Indeed, amid the current financial downturn, major crypto exchanges (including Bitpanda) have reported an uptick in real volumes and user-signups as the price of tokens like bitcoin dive — providing attractive purchase opportunities.
“Together, we’re striving to create the first Austrian Fintech unicorn,” said Stefan Klestil, head of fintech at Speedinvest.
The right time to invest
The company has developed a niche in funding fintech backing startups like WeFox, Curve and Tide. But it has never played in the digital asset space before — so why now?
“The average retail investor has it bad. They have limited access to asset classes and…often face high barriers and costs to entry,” Speedinvest noted in a blog announcing the partnership. “The game is rigged from the start.”
But non-traditional brokers like Bitpanda provide a fresh opportunity for retail investors, Speedinvest notes.

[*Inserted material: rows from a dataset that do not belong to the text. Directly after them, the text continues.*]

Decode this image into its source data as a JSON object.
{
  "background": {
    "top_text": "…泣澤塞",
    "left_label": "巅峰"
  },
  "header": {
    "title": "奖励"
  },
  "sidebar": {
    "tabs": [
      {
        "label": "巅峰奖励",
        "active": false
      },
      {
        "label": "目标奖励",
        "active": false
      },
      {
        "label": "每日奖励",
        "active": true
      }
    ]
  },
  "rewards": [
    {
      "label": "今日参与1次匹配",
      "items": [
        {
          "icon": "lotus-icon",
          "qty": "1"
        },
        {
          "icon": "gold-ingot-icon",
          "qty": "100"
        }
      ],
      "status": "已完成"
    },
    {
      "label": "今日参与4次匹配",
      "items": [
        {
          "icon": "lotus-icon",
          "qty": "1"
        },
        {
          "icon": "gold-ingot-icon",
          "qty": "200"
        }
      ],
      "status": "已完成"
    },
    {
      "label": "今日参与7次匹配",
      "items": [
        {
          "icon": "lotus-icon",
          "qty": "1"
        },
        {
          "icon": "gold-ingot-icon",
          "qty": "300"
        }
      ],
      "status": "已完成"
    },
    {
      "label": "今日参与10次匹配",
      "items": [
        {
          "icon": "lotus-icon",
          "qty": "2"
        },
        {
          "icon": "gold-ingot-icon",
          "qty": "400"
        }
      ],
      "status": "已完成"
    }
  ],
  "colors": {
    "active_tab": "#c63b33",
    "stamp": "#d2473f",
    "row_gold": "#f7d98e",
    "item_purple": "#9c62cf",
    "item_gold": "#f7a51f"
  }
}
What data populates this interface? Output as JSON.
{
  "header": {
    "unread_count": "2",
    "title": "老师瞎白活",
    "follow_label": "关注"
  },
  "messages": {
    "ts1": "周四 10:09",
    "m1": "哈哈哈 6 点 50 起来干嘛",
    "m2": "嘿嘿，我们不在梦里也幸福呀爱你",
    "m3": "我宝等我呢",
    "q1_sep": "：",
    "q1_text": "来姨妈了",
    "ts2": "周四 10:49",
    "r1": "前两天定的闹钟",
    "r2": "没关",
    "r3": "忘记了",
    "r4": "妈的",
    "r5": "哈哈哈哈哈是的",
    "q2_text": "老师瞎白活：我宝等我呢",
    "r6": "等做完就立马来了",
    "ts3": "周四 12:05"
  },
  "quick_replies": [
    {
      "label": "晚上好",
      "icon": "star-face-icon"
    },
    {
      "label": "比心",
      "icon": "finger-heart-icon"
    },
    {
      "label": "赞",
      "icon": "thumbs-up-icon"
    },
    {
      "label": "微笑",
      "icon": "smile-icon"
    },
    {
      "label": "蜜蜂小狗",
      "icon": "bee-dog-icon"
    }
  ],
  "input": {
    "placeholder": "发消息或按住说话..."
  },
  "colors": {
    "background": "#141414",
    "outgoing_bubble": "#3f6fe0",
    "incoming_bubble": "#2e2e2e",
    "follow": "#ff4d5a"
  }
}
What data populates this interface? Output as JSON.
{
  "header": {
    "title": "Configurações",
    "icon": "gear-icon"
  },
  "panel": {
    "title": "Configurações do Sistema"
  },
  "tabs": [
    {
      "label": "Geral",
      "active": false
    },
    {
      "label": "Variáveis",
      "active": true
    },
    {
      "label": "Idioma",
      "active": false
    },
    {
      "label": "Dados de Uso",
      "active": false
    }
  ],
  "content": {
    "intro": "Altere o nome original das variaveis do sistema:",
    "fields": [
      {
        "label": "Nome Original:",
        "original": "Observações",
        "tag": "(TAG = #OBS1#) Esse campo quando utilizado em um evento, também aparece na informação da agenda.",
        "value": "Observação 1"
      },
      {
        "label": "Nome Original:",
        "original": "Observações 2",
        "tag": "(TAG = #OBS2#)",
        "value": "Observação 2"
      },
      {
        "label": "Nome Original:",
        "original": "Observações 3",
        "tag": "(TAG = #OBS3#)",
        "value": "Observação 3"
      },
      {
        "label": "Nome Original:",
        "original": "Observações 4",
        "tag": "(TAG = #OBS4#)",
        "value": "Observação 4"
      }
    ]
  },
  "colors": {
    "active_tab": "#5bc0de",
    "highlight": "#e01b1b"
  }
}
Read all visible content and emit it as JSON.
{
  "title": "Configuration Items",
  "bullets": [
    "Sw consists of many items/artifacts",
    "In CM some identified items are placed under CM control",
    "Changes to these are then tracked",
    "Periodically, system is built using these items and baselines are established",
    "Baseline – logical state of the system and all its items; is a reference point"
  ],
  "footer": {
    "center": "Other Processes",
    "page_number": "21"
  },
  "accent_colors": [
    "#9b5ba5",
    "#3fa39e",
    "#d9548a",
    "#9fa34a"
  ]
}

Moreover, they argue that crypto is simply another speculative asset class — like crowdfunding or stock trading — and a good option when done securely and transparently.
Bitpanda offers trading for over 30 digital assets (including bitcoin and ethereum) and has established a reputation for its regulated and transparent approach.
The startup currently competes in Europe with the likes of Coinbase, Luno and Revolut, luring users with its 24/7 trading and €1 starting minimum.
However, it’s perhaps telling that US neo-broker Robinhood is not planning to introduce crypto trading when it initially launches in the UK, with its European lead Wander Rutgers telling Sifted in January there’s more “demand” for normal stocks on the continent.
Still, Bitpanda has grown exponentially in its local market since 2014 and is expanding at an optimal time for first-time investors.
While Speedinvest will now be pitched as an advocate and financier for the crypto space, it seems Bitpanda might be an anomaly for the time being.
The VC emphasised that its long-standing relationship with Bitpanda’s cofounders and the startup’s strong track-record had played heavily in its decision to partner.
“They’ve been able to scale the startup from a few lines of code written in Paul [Klanschek, a cofounder]’s dormroom to a fully-fledged company… All the while navigating a sketchy and traditionally unregulated market with utmost compliance standards and risk management,” said Speedinvest.
“This is a team with proven execution capabilities and great leadership.”